[Work to complete]
The records below should be written out again, exactly.

[Available records]
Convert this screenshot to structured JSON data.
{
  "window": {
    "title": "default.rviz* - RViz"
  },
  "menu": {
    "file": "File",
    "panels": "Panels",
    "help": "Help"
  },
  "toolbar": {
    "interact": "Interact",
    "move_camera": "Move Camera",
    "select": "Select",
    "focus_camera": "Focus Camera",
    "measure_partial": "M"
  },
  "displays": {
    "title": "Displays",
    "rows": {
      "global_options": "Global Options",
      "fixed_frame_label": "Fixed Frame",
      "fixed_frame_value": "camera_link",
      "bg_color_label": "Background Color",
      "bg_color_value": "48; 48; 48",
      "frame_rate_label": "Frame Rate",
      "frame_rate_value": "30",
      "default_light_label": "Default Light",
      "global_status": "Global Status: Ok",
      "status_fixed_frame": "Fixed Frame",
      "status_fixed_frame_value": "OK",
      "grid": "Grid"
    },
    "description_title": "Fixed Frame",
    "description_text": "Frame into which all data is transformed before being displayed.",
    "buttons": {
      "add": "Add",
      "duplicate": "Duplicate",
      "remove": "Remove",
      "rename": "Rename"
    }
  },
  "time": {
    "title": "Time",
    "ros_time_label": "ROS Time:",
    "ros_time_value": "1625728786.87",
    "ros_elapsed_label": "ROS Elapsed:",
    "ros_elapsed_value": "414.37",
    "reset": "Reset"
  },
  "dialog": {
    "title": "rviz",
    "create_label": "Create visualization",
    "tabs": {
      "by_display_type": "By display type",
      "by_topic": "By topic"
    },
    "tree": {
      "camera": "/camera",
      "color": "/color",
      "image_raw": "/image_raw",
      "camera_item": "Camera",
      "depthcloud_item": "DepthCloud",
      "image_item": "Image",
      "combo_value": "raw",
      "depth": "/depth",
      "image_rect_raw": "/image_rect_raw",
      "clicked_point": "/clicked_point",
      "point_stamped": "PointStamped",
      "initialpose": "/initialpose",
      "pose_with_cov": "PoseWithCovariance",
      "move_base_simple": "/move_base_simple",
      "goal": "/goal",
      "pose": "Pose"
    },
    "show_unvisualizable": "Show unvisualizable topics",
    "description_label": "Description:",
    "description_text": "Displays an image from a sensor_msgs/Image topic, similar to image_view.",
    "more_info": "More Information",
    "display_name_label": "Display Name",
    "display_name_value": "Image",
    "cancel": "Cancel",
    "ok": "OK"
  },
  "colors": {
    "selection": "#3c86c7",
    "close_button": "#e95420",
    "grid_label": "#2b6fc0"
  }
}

[Answer to the exercise]
Convert this screenshot to structured JSON data.
{
  "window": {
    "title": "default.rviz* - RViz"
  },
  "menu": {
    "file": "File",
    "panels": "Panels",
    "help": "Help"
  },
  "toolbar": {
    "interact": "Interact",
    "move_camera": "Move Camera",
    "select": "Select",
    "focus_camera": "Focus Camera",
    "measure_partial": "M"
  },
  "displays": {
    "title": "Displays",
    "rows": {
      "global_options": "Global Options",
      "fixed_frame_label": "Fixed Frame",
      "fixed_frame_value": "camera_link",
      "bg_color_label": "Background Color",
      "bg_color_value": "48; 48; 48",
      "frame_rate_label": "Frame Rate",
      "frame_rate_value": "30",
      "default_light_label": "Default Light",
      "global_status": "Global Status: Ok",
      "status_fixed_frame": "Fixed Frame",
      "status_fixed_frame_value": "OK",
      "grid": "Grid"
    },
    "description_title": "Fixed Frame",
    "description_text": "Frame into which all data is transformed before being displayed.",
    "buttons": {
      "add": "Add",
      "duplicate": "Duplicate",
      "remove": "Remove",
      "rename": "Rename"
    }
  },
  "time": {
    "title": "Time",
    "ros_time_label": "ROS Time:",
    "ros_time_value": "1625728786.87",
    "ros_elapsed_label": "ROS Elapsed:",
    "ros_elapsed_value": "414.37",
    "reset": "Reset"
  },
  "dialog": {
    "title": "rviz",
    "create_label": "Create visualization",
    "tabs": {
      "by_display_type": "By display type",
      "by_topic": "By topic"
    },
    "tree": {
      "camera": "/camera",
      "color": "/color",
      "image_raw": "/image_raw",
      "camera_item": "Camera",
      "depthcloud_item": "DepthCloud",
      "image_item": "Image",
      "combo_value": "raw",
      "depth": "/depth",
      "image_rect_raw": "/image_rect_raw",
      "clicked_point": "/clicked_point",
      "point_stamped": "PointStamped",
      "initialpose": "/initialpose",
      "pose_with_cov": "PoseWithCovariance",
      "move_base_simple": "/move_base_simple",
      "goal": "/goal",
      "pose": "Pose"
    },
    "show_unvisualizable": "Show unvisualizable topics",
    "description_label": "Description:",
    "description_text": "Displays an image from a sensor_msgs/Image topic, similar to image_view.",
    "more_info": "More Information",
    "display_name_label": "Display Name",
    "display_name_value": "Image",
    "cancel": "Cancel",
    "ok": "OK"
  },
  "colors": {
    "selection": "#3c86c7",
    "close_button": "#e95420",
    "grid_label": "#2b6fc0"
  }
}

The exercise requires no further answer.